Turning an asset business into a service business
Published October 27th, 2016
When we chose “Catalyzing Collaboration” as the theme for this year’s American Water Summit, it didn’t seem that urgent. Six months later, I am very glad we went with it: something is changing in the US water market, and it means that different kinds of companies are going to find themselves working together in ways they never did before.
When I say that something is changing, I don’t mean that things will be different overnight. What I mean is that businesses are finding growth in different directions to where they found it in the past, and over time, 2016 will be seen as the year in which that trend really began. So what is this big change?
I think it can be summed up in terms of a switch from big capital projects to pay-as-you go solutions. There are three trends which are driving this: the first is the digital revolution. The Internet of Things, big data and machine learning are drawing a whole new pantheon of corporate titans into the water sector, including the likes of IBM and Verizon. They have a vision for the future of water which is very different from the traditional suppliers to the industry, and they have the money and the clout to make it come true. In doing so, however, they are likely to ride roughshod over the existing procurement model. These companies don’t sell their technologies as capital assets specified by engineers, procured and constructed by local firms, and supplied through local rep networks. They sell it straight to the top as a service, and in doing so, they will have an impact on the way everything else is sold.
The second big trend is the changing nature of the utility. They are becoming less oriented toward infrastructure investment and more oriented toward customer services. As funding from Washington has dried up, so ratepayers have become more important as investors in utilities. It is creating a much stronger service culture in the public utility sector, which in turn is making utility leaders think more creatively about how they deliver those services. For the first time, the American Water Summit is being supported by the two main utility associations: the Association of Metropolitan Water Agencies and the National Association of Clean Water Agencies. Their members remain strongly opposed to full privatisation, but they are interested in seeing what else the private sector can offer.
The final aspect of this “pay-as-you-go” culture is happening on the finance side. Instead of paying up front for big infrastructure assets, utilities and industrial water users have a much greater interest in spreading the cost, not least because it reduces the risk of getting complex new technologies wrong. Companies like Liberation Capital are gaining traction among industrial water users who can see how important water is to their future, but prefer to outsource doing it well to specialists. On the municipal side, we are seeing new alliances being forged between financial institutions and water businesses to facilitate the pay-as-you-go business model. The most recent example of this is Xylem’s deal with Key Equipment finance to enable utilities to pay for Xylem’s transport and treatment solutions over the life of the assets. Both companies are sponsors of the American Water Summit.
These new business models require different methods of collaboration among cities, technologies, finance, services and industry, and this year’s American Water Summit is set up to catalyse these partnerships. As an event, its USP is that it is the only conference which brings together all five of these sectors at a senior level.

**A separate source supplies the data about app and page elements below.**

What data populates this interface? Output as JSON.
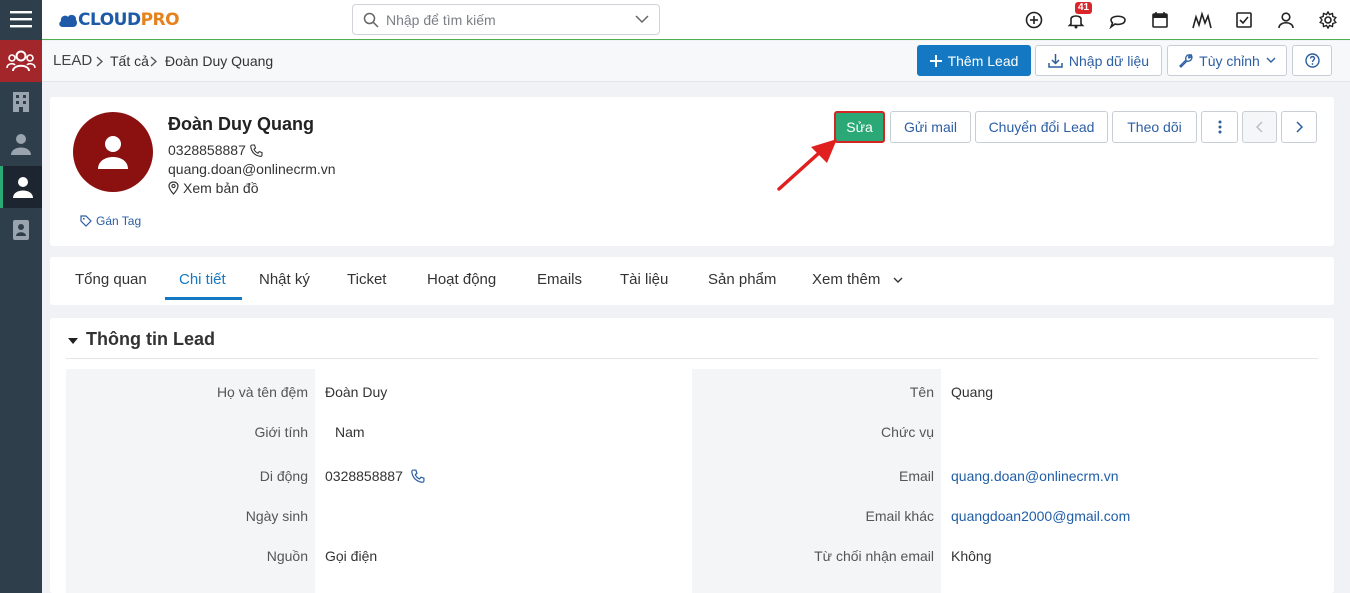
{
  "app": {
    "logo_main": "CLOUD",
    "logo_accent": "PRO"
  },
  "search": {
    "placeholder": "Nhập để tìm kiếm"
  },
  "notifications": {
    "count": "41"
  },
  "breadcrumb": {
    "module": "LEAD",
    "filter": "Tất cả",
    "record": "Đoàn Duy Quang"
  },
  "toolbar": {
    "add_label": "Thêm Lead",
    "import_label": "Nhập dữ liệu",
    "customize_label": "Tùy chỉnh"
  },
  "profile": {
    "name": "Đoàn Duy Quang",
    "phone": "0328858887",
    "email": "quang.doan@onlinecrm.vn",
    "map_label": "Xem bản đồ",
    "tag_label": "Gán Tag",
    "avatar_color": "#8b1010"
  },
  "actions": {
    "edit": "Sửa",
    "send_mail": "Gửi mail",
    "convert": "Chuyển đổi Lead",
    "follow": "Theo dõi"
  },
  "tabs": [
    {
      "label": "Tổng quan"
    },
    {
      "label": "Chi tiết",
      "active": true
    },
    {
      "label": "Nhật ký"
    },
    {
      "label": "Ticket"
    },
    {
      "label": "Hoạt động"
    },
    {
      "label": "Emails"
    },
    {
      "label": "Tài liệu"
    },
    {
      "label": "Sản phẩm"
    },
    {
      "label": "Xem thêm"
    }
  ],
  "section": {
    "title": "Thông tin Lead"
  },
  "fields_left": [
    {
      "label": "Họ và tên đệm",
      "value": "Đoàn Duy"
    },
    {
      "label": "Giới tính",
      "value": "Nam"
    },
    {
      "label": "Di động",
      "value": "0328858887"
    },
    {
      "label": "Ngày sinh",
      "value": ""
    },
    {
      "label": "Nguồn",
      "value": "Gọi điện"
    }
  ],
  "fields_right": [
    {
      "label": "Tên",
      "value": "Quang"
    },
    {
      "label": "Chức vụ",
      "value": ""
    },
    {
      "label": "Email",
      "value": "quang.doan@onlinecrm.vn"
    },
    {
      "label": "Email khác",
      "value": "quangdoan2000@gmail.com"
    },
    {
      "label": "Từ chối nhận email",
      "value": "Không"
    }
  ],
  "colors": {
    "primary": "#1578c2",
    "edit_button": "#2aa876",
    "sidebar": "#2f3e4b",
    "sidebar_active": "#a3262b",
    "highlight_arrow": "#e0201f"
  }
}
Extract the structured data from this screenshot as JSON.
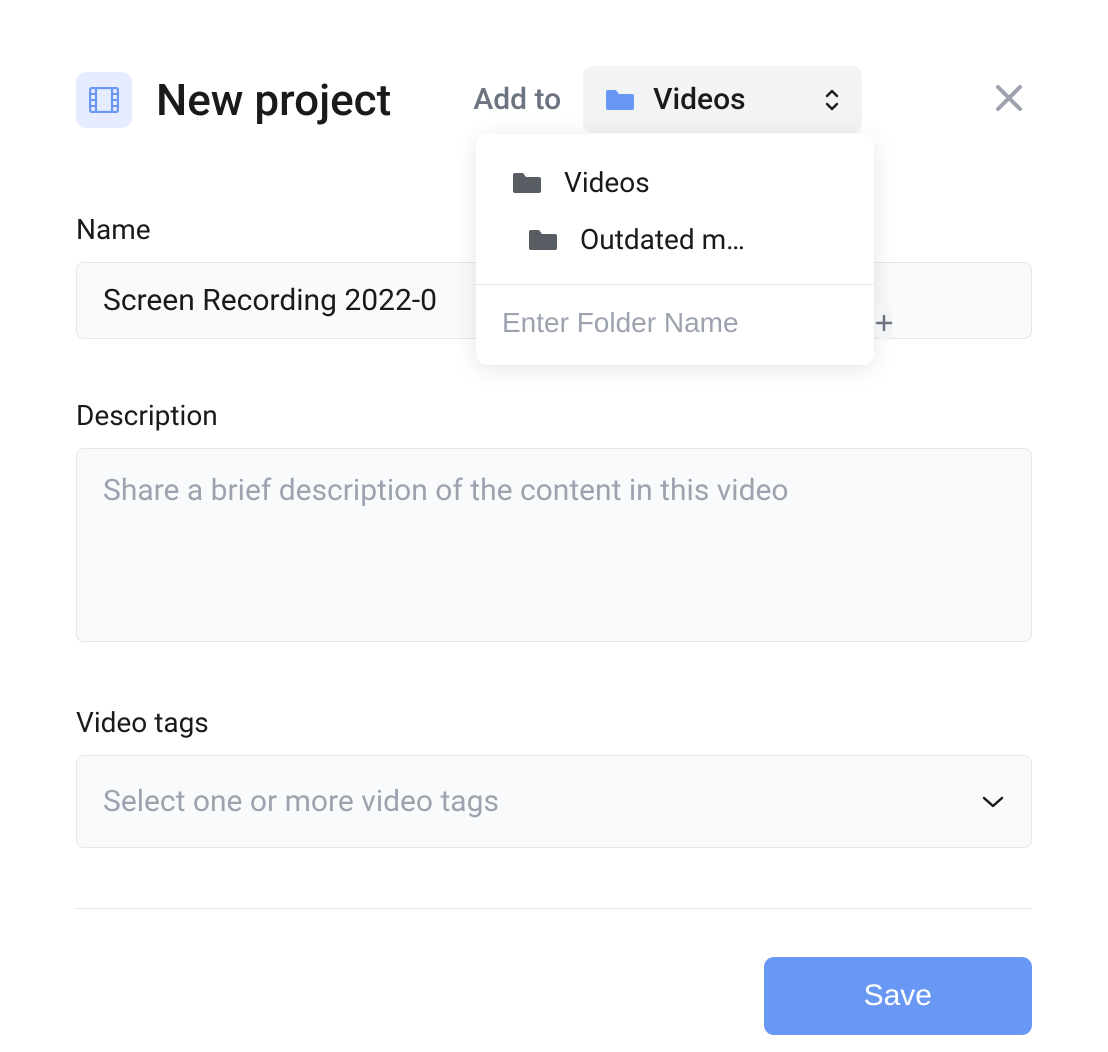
{
  "header": {
    "title": "New project",
    "add_to_label": "Add to",
    "selected_folder": "Videos"
  },
  "dropdown": {
    "items": [
      {
        "label": "Videos",
        "indent": 0
      },
      {
        "label": "Outdated m…",
        "indent": 1
      }
    ],
    "new_folder_placeholder": "Enter Folder Name"
  },
  "fields": {
    "name_label": "Name",
    "name_value": "Screen Recording 2022-0",
    "description_label": "Description",
    "description_placeholder": "Share a brief description of the content in this video",
    "tags_label": "Video tags",
    "tags_placeholder": "Select one or more video tags"
  },
  "actions": {
    "save_label": "Save"
  },
  "colors": {
    "primary": "#6997f4",
    "icon_accent": "#6997f4",
    "icon_box_bg": "#e6ecff",
    "muted": "#6b7280",
    "folder_gray": "#585d64"
  }
}
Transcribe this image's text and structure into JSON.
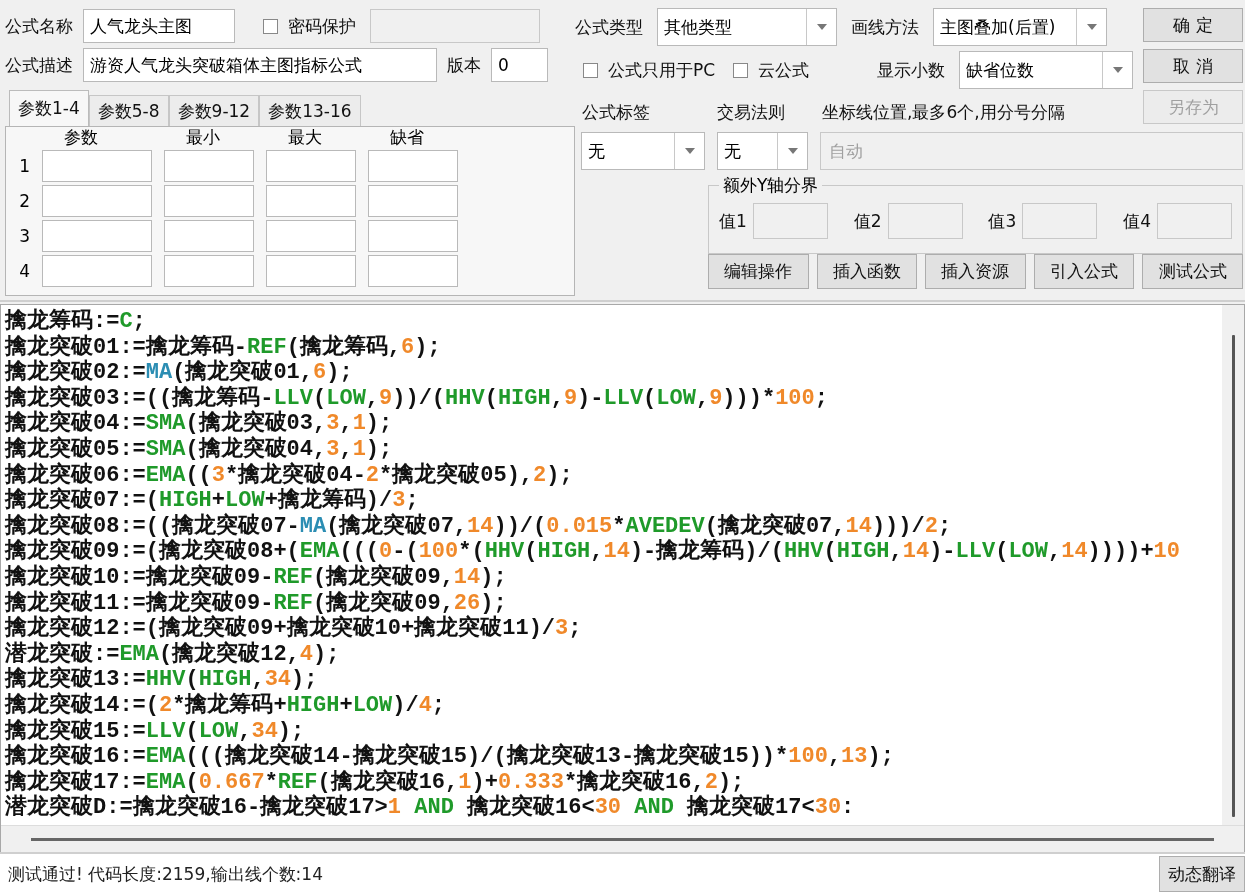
{
  "name_field": {
    "label": "公式名称",
    "value": "人气龙头主图"
  },
  "password": {
    "label": "密码保护",
    "checked": false
  },
  "description_field": {
    "label": "公式描述",
    "value": "游资人气龙头突破箱体主图指标公式"
  },
  "version_field": {
    "label": "版本",
    "value": "0"
  },
  "param_tabs": [
    {
      "label": "参数1-4",
      "selected": true
    },
    {
      "label": "参数5-8",
      "selected": false
    },
    {
      "label": "参数9-12",
      "selected": false
    },
    {
      "label": "参数13-16",
      "selected": false
    }
  ],
  "param_table": {
    "columns": [
      "参数",
      "最小",
      "最大",
      "缺省"
    ],
    "rows": [
      "1",
      "2",
      "3",
      "4"
    ]
  },
  "formula_type": {
    "label": "公式类型",
    "value": "其他类型"
  },
  "draw_method": {
    "label": "画线方法",
    "value": "主图叠加(后置)"
  },
  "options": [
    {
      "label": "公式只用于PC",
      "checked": false
    },
    {
      "label": "云公式",
      "checked": false
    }
  ],
  "decimals": {
    "label": "显示小数",
    "value": "缺省位数"
  },
  "side_buttons": [
    {
      "label": "确 定",
      "disabled": false
    },
    {
      "label": "取 消",
      "disabled": false
    },
    {
      "label": "另存为",
      "disabled": true
    }
  ],
  "formula_tag": {
    "label": "公式标签",
    "value": "无"
  },
  "trade_rule": {
    "label": "交易法则",
    "value": "无"
  },
  "axis_lines": {
    "label": "坐标线位置,最多6个,用分号分隔",
    "placeholder": "自动"
  },
  "y_axis": {
    "title": "额外Y轴分界",
    "fields": [
      "值1",
      "值2",
      "值3",
      "值4"
    ]
  },
  "action_buttons": [
    "编辑操作",
    "插入函数",
    "插入资源",
    "引入公式",
    "测试公式"
  ],
  "code_lines": [
    [
      {
        "kind": "plain",
        "text": "擒龙筹码:="
      },
      {
        "kind": "func",
        "text": "C"
      },
      {
        "kind": "plain",
        "text": ";"
      }
    ],
    [
      {
        "kind": "plain",
        "text": "擒龙突破01:=擒龙筹码-"
      },
      {
        "kind": "func",
        "text": "REF"
      },
      {
        "kind": "plain",
        "text": "(擒龙筹码,"
      },
      {
        "kind": "num",
        "text": "6"
      },
      {
        "kind": "plain",
        "text": ");"
      }
    ],
    [
      {
        "kind": "plain",
        "text": "擒龙突破02:="
      },
      {
        "kind": "ma",
        "text": "MA"
      },
      {
        "kind": "plain",
        "text": "(擒龙突破01,"
      },
      {
        "kind": "num",
        "text": "6"
      },
      {
        "kind": "plain",
        "text": ");"
      }
    ],
    [
      {
        "kind": "plain",
        "text": "擒龙突破03:=((擒龙筹码-"
      },
      {
        "kind": "func",
        "text": "LLV"
      },
      {
        "kind": "plain",
        "text": "("
      },
      {
        "kind": "func",
        "text": "LOW"
      },
      {
        "kind": "plain",
        "text": ","
      },
      {
        "kind": "num",
        "text": "9"
      },
      {
        "kind": "plain",
        "text": "))/("
      },
      {
        "kind": "func",
        "text": "HHV"
      },
      {
        "kind": "plain",
        "text": "("
      },
      {
        "kind": "func",
        "text": "HIGH"
      },
      {
        "kind": "plain",
        "text": ","
      },
      {
        "kind": "num",
        "text": "9"
      },
      {
        "kind": "plain",
        "text": ")-"
      },
      {
        "kind": "func",
        "text": "LLV"
      },
      {
        "kind": "plain",
        "text": "("
      },
      {
        "kind": "func",
        "text": "LOW"
      },
      {
        "kind": "plain",
        "text": ","
      },
      {
        "kind": "num",
        "text": "9"
      },
      {
        "kind": "plain",
        "text": ")))*"
      },
      {
        "kind": "num",
        "text": "100"
      },
      {
        "kind": "plain",
        "text": ";"
      }
    ],
    [
      {
        "kind": "plain",
        "text": "擒龙突破04:="
      },
      {
        "kind": "func",
        "text": "SMA"
      },
      {
        "kind": "plain",
        "text": "(擒龙突破03,"
      },
      {
        "kind": "num",
        "text": "3"
      },
      {
        "kind": "plain",
        "text": ","
      },
      {
        "kind": "num",
        "text": "1"
      },
      {
        "kind": "plain",
        "text": ");"
      }
    ],
    [
      {
        "kind": "plain",
        "text": "擒龙突破05:="
      },
      {
        "kind": "func",
        "text": "SMA"
      },
      {
        "kind": "plain",
        "text": "(擒龙突破04,"
      },
      {
        "kind": "num",
        "text": "3"
      },
      {
        "kind": "plain",
        "text": ","
      },
      {
        "kind": "num",
        "text": "1"
      },
      {
        "kind": "plain",
        "text": ");"
      }
    ],
    [
      {
        "kind": "plain",
        "text": "擒龙突破06:="
      },
      {
        "kind": "func",
        "text": "EMA"
      },
      {
        "kind": "plain",
        "text": "(("
      },
      {
        "kind": "num",
        "text": "3"
      },
      {
        "kind": "plain",
        "text": "*擒龙突破04-"
      },
      {
        "kind": "num",
        "text": "2"
      },
      {
        "kind": "plain",
        "text": "*擒龙突破05),"
      },
      {
        "kind": "num",
        "text": "2"
      },
      {
        "kind": "plain",
        "text": ");"
      }
    ],
    [
      {
        "kind": "plain",
        "text": "擒龙突破07:=("
      },
      {
        "kind": "func",
        "text": "HIGH"
      },
      {
        "kind": "plain",
        "text": "+"
      },
      {
        "kind": "func",
        "text": "LOW"
      },
      {
        "kind": "plain",
        "text": "+擒龙筹码)/"
      },
      {
        "kind": "num",
        "text": "3"
      },
      {
        "kind": "plain",
        "text": ";"
      }
    ],
    [
      {
        "kind": "plain",
        "text": "擒龙突破08:=((擒龙突破07-"
      },
      {
        "kind": "ma",
        "text": "MA"
      },
      {
        "kind": "plain",
        "text": "(擒龙突破07,"
      },
      {
        "kind": "num",
        "text": "14"
      },
      {
        "kind": "plain",
        "text": "))/("
      },
      {
        "kind": "num",
        "text": "0.015"
      },
      {
        "kind": "plain",
        "text": "*"
      },
      {
        "kind": "func",
        "text": "AVEDEV"
      },
      {
        "kind": "plain",
        "text": "(擒龙突破07,"
      },
      {
        "kind": "num",
        "text": "14"
      },
      {
        "kind": "plain",
        "text": ")))/"
      },
      {
        "kind": "num",
        "text": "2"
      },
      {
        "kind": "plain",
        "text": ";"
      }
    ],
    [
      {
        "kind": "plain",
        "text": "擒龙突破09:=(擒龙突破08+("
      },
      {
        "kind": "func",
        "text": "EMA"
      },
      {
        "kind": "plain",
        "text": "((("
      },
      {
        "kind": "num",
        "text": "0"
      },
      {
        "kind": "plain",
        "text": "-("
      },
      {
        "kind": "num",
        "text": "100"
      },
      {
        "kind": "plain",
        "text": "*("
      },
      {
        "kind": "func",
        "text": "HHV"
      },
      {
        "kind": "plain",
        "text": "("
      },
      {
        "kind": "func",
        "text": "HIGH"
      },
      {
        "kind": "plain",
        "text": ","
      },
      {
        "kind": "num",
        "text": "14"
      },
      {
        "kind": "plain",
        "text": ")-擒龙筹码)/("
      },
      {
        "kind": "func",
        "text": "HHV"
      },
      {
        "kind": "plain",
        "text": "("
      },
      {
        "kind": "func",
        "text": "HIGH"
      },
      {
        "kind": "plain",
        "text": ","
      },
      {
        "kind": "num",
        "text": "14"
      },
      {
        "kind": "plain",
        "text": ")-"
      },
      {
        "kind": "func",
        "text": "LLV"
      },
      {
        "kind": "plain",
        "text": "("
      },
      {
        "kind": "func",
        "text": "LOW"
      },
      {
        "kind": "plain",
        "text": ","
      },
      {
        "kind": "num",
        "text": "14"
      },
      {
        "kind": "plain",
        "text": "))))+"
      },
      {
        "kind": "num",
        "text": "10"
      }
    ],
    [
      {
        "kind": "plain",
        "text": "擒龙突破10:=擒龙突破09-"
      },
      {
        "kind": "func",
        "text": "REF"
      },
      {
        "kind": "plain",
        "text": "(擒龙突破09,"
      },
      {
        "kind": "num",
        "text": "14"
      },
      {
        "kind": "plain",
        "text": ");"
      }
    ],
    [
      {
        "kind": "plain",
        "text": "擒龙突破11:=擒龙突破09-"
      },
      {
        "kind": "func",
        "text": "REF"
      },
      {
        "kind": "plain",
        "text": "(擒龙突破09,"
      },
      {
        "kind": "num",
        "text": "26"
      },
      {
        "kind": "plain",
        "text": ");"
      }
    ],
    [
      {
        "kind": "plain",
        "text": "擒龙突破12:=(擒龙突破09+擒龙突破10+擒龙突破11)/"
      },
      {
        "kind": "num",
        "text": "3"
      },
      {
        "kind": "plain",
        "text": ";"
      }
    ],
    [
      {
        "kind": "plain",
        "text": "潜龙突破:="
      },
      {
        "kind": "func",
        "text": "EMA"
      },
      {
        "kind": "plain",
        "text": "(擒龙突破12,"
      },
      {
        "kind": "num",
        "text": "4"
      },
      {
        "kind": "plain",
        "text": ");"
      }
    ],
    [
      {
        "kind": "plain",
        "text": "擒龙突破13:="
      },
      {
        "kind": "func",
        "text": "HHV"
      },
      {
        "kind": "plain",
        "text": "("
      },
      {
        "kind": "func",
        "text": "HIGH"
      },
      {
        "kind": "plain",
        "text": ","
      },
      {
        "kind": "num",
        "text": "34"
      },
      {
        "kind": "plain",
        "text": ");"
      }
    ],
    [
      {
        "kind": "plain",
        "text": "擒龙突破14:=("
      },
      {
        "kind": "num",
        "text": "2"
      },
      {
        "kind": "plain",
        "text": "*擒龙筹码+"
      },
      {
        "kind": "func",
        "text": "HIGH"
      },
      {
        "kind": "plain",
        "text": "+"
      },
      {
        "kind": "func",
        "text": "LOW"
      },
      {
        "kind": "plain",
        "text": ")/"
      },
      {
        "kind": "num",
        "text": "4"
      },
      {
        "kind": "plain",
        "text": ";"
      }
    ],
    [
      {
        "kind": "plain",
        "text": "擒龙突破15:="
      },
      {
        "kind": "func",
        "text": "LLV"
      },
      {
        "kind": "plain",
        "text": "("
      },
      {
        "kind": "func",
        "text": "LOW"
      },
      {
        "kind": "plain",
        "text": ","
      },
      {
        "kind": "num",
        "text": "34"
      },
      {
        "kind": "plain",
        "text": ");"
      }
    ],
    [
      {
        "kind": "plain",
        "text": "擒龙突破16:="
      },
      {
        "kind": "func",
        "text": "EMA"
      },
      {
        "kind": "plain",
        "text": "(((擒龙突破14-擒龙突破15)/(擒龙突破13-擒龙突破15))*"
      },
      {
        "kind": "num",
        "text": "100"
      },
      {
        "kind": "plain",
        "text": ","
      },
      {
        "kind": "num",
        "text": "13"
      },
      {
        "kind": "plain",
        "text": ");"
      }
    ],
    [
      {
        "kind": "plain",
        "text": "擒龙突破17:="
      },
      {
        "kind": "func",
        "text": "EMA"
      },
      {
        "kind": "plain",
        "text": "("
      },
      {
        "kind": "num",
        "text": "0.667"
      },
      {
        "kind": "plain",
        "text": "*"
      },
      {
        "kind": "func",
        "text": "REF"
      },
      {
        "kind": "plain",
        "text": "(擒龙突破16,"
      },
      {
        "kind": "num",
        "text": "1"
      },
      {
        "kind": "plain",
        "text": ")+"
      },
      {
        "kind": "num",
        "text": "0.333"
      },
      {
        "kind": "plain",
        "text": "*擒龙突破16,"
      },
      {
        "kind": "num",
        "text": "2"
      },
      {
        "kind": "plain",
        "text": ");"
      }
    ],
    [
      {
        "kind": "plain",
        "text": "潜龙突破D:=擒龙突破16-擒龙突破17>"
      },
      {
        "kind": "num",
        "text": "1"
      },
      {
        "kind": "func",
        "text": " AND"
      },
      {
        "kind": "plain",
        "text": " 擒龙突破16<"
      },
      {
        "kind": "num",
        "text": "30"
      },
      {
        "kind": "func",
        "text": " AND"
      },
      {
        "kind": "plain",
        "text": " 擒龙突破17<"
      },
      {
        "kind": "num",
        "text": "30"
      },
      {
        "kind": "plain",
        "text": ":"
      }
    ]
  ],
  "status": "测试通过! 代码长度:2159,输出线个数:14",
  "translate_button": "动态翻译"
}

We’re kicking off with a pre-conference workshop on empowering the digital utility. The objective is to set the roadmap for how all the new players in the market can interact to accelerate the performance of the sector. I think it will be the beginning of some great new relationships.